Khum Bahadur Chhetri said he watched the plane approach from the roof of his house.
“I saw the plane shaking, moving left and right, and then suddenly its nose dived and it fell into the ravine,” Chhetri told Portal.
Mourning relatives (pictured) of victims of Sunday’s plane crash grew impatient on Wednesday as they waited for authorities to perform the autopsy
“It’s been four days but no one is listening to us,” Madan Kumar Jaiswal said while waiting outside Tribhuvan University’s Institute of Medicine on Wednesday (pictured: rescuers carry a victim away from the crash site).
Prime Minister Pushpa Kamal Dahal Prachanda met with bereaved families on Thursday and asked hospital authorities to expedite the remaining autopsies of some victims so their bodies can be returned to their families.
Authorities said it took time to identify several badly burned bodies.
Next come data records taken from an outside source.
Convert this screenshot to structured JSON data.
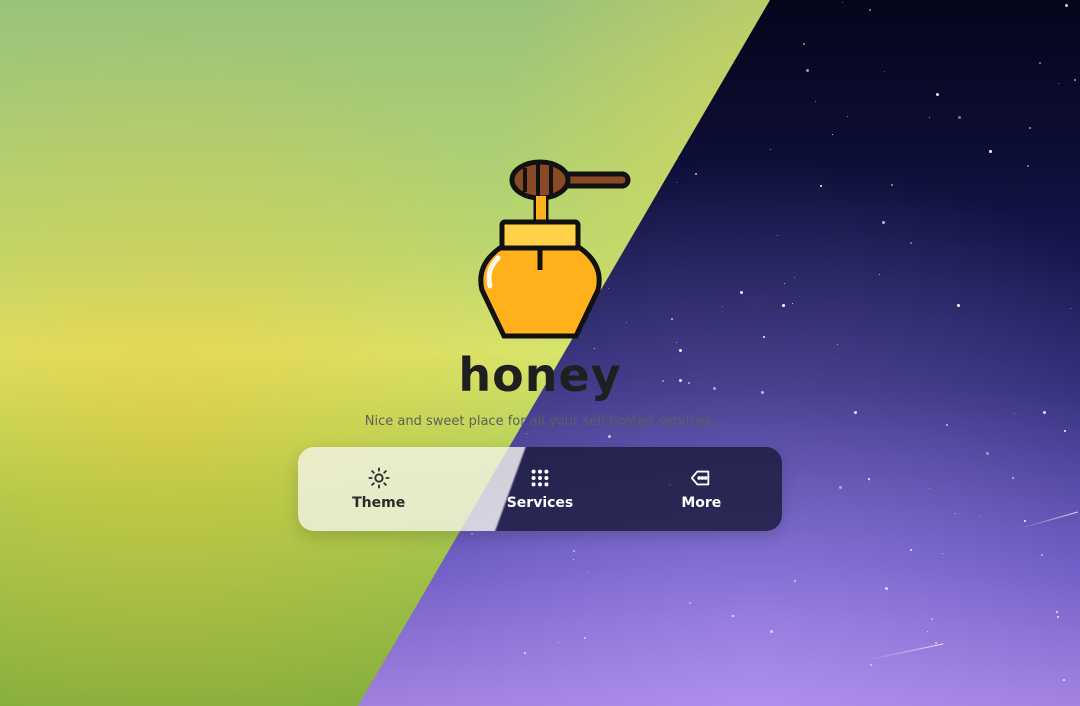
{
  "app": {
    "title": "honey",
    "tagline": "Nice and sweet place for all your self-hosted services."
  },
  "menu": {
    "items": [
      {
        "label": "Theme",
        "icon": "sun-icon"
      },
      {
        "label": "Services",
        "icon": "grid-icon"
      },
      {
        "label": "More",
        "icon": "tag-icon"
      }
    ]
  },
  "colors": {
    "honey": "#ffb01a",
    "honey_light": "#ffd24a",
    "outline": "#111111",
    "dipper": "#8a4a26"
  }
}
Mourning relatives of victims of Sunday’s plane crash grew impatient on Wednesday as they waited for authorities to perform the autopsy.
“It’s been four days but no one is listening to us,” Madan Kumar Jaiswal said while waiting outside Tribhuvan University’s Institute of Medicine on Wednesday.
He said he wants the autopsy to be done quickly so families can receive the bodies of their loved ones.
“They say they’re going to do a DNA test. My daughter is dead,” said Ashok Rayamagi, father of another victim.
The twin-engine ATR 72-500 plane was flying from the capital Kathmandu to Pokhara, 125 miles west, when it crashed into a ravine on approach to the airport. The crash site is about a mile from the runway at an altitude of about 2,700 feet.
The crash is Nepal’s deadliest since 1992, when a Pakistan International Airlines plane crashed into a hill while attempting to land in Kathmandu, killing all 167 people on board. According to the Safety Matters Foundation, there have been 42 fatal plane crashes in Nepal since 1946.
A 2019 safety report by the Civil Aviation Authority of Nepal said the country’s “hostile topography” and “varied weather patterns” were the top threats to flights in the country.
The European Union has banned airlines from Nepal from flying to the 27-nation bloc since 2013, citing weak safety standards. In 2017, the International Civil Aviation Organization cited improvements in Nepal’s aviation sector, but the EU continues to call for administrative reforms.